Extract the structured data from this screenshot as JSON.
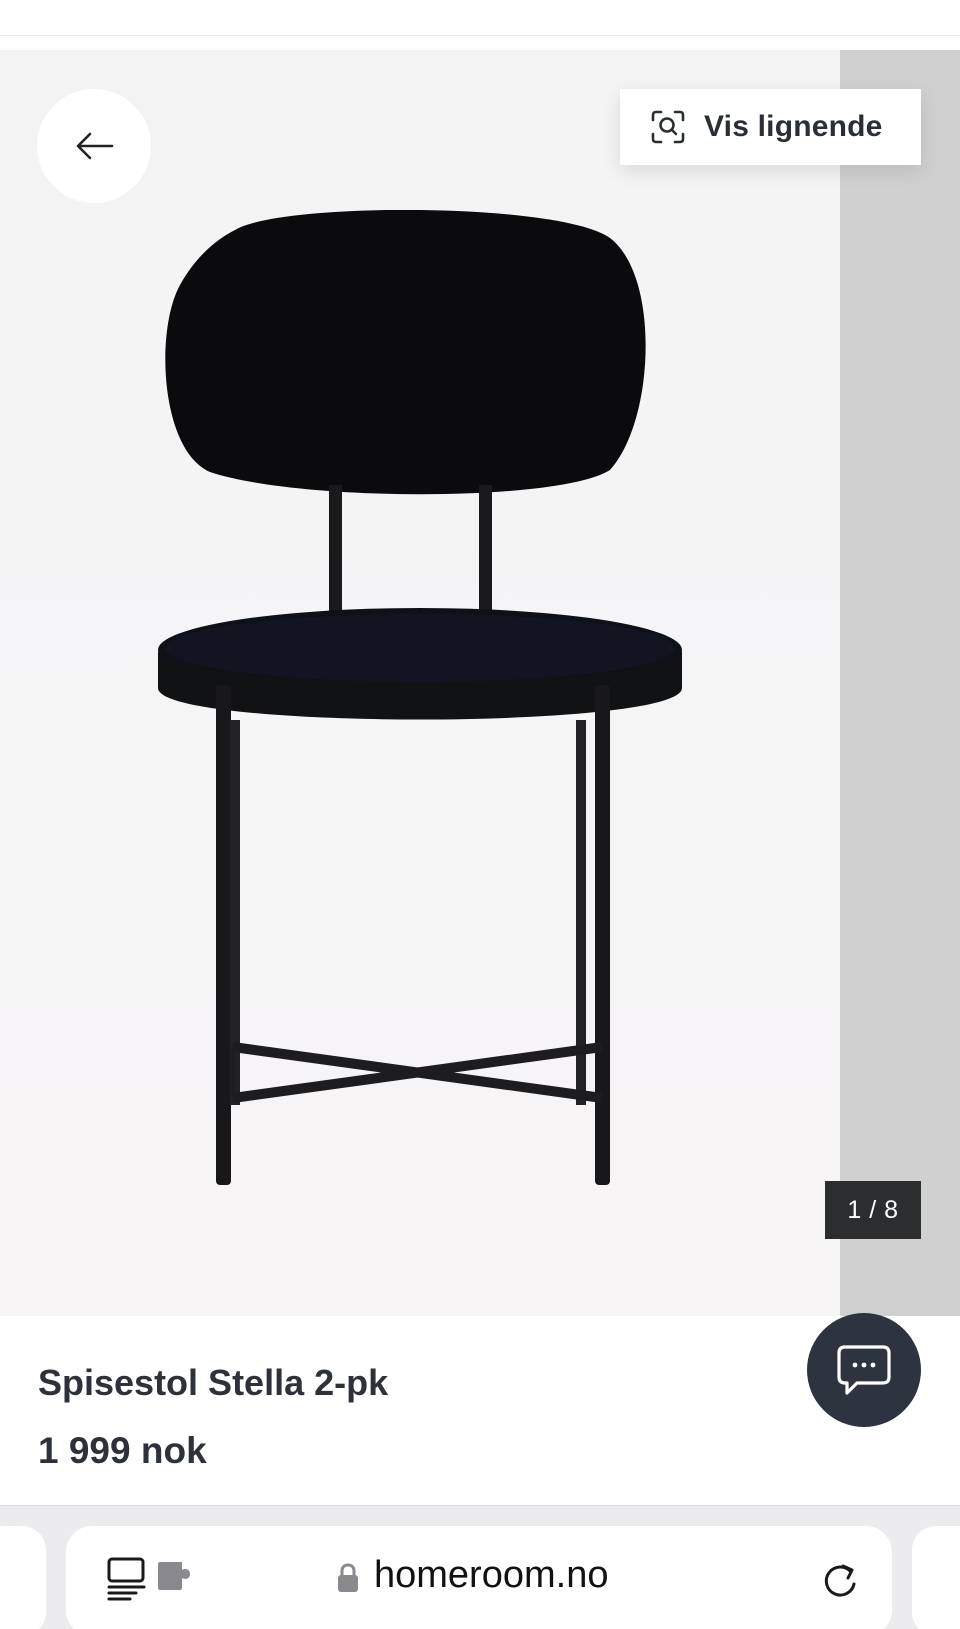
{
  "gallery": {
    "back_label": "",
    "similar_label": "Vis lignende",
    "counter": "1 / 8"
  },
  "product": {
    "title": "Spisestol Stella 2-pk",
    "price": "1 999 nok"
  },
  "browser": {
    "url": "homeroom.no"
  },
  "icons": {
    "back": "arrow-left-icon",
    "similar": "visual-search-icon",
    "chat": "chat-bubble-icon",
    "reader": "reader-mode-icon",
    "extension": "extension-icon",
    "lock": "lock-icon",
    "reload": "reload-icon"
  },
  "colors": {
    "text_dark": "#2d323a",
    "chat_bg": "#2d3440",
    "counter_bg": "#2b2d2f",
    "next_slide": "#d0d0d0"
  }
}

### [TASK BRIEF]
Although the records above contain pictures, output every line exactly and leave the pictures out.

### [EXERCISE SOLUTION]
Extract the structured data from this screenshot as JSON.
{
  "gallery": {
    "back_label": "",
    "similar_label": "Vis lignende",
    "counter": "1 / 8"
  },
  "product": {
    "title": "Spisestol Stella 2-pk",
    "price": "1 999 nok"
  },
  "browser": {
    "url": "homeroom.no"
  },
  "icons": {
    "back": "arrow-left-icon",
    "similar": "visual-search-icon",
    "chat": "chat-bubble-icon",
    "reader": "reader-mode-icon",
    "extension": "extension-icon",
    "lock": "lock-icon",
    "reload": "reload-icon"
  },
  "colors": {
    "text_dark": "#2d323a",
    "chat_bg": "#2d3440",
    "counter_bg": "#2b2d2f",
    "next_slide": "#d0d0d0"
  }
}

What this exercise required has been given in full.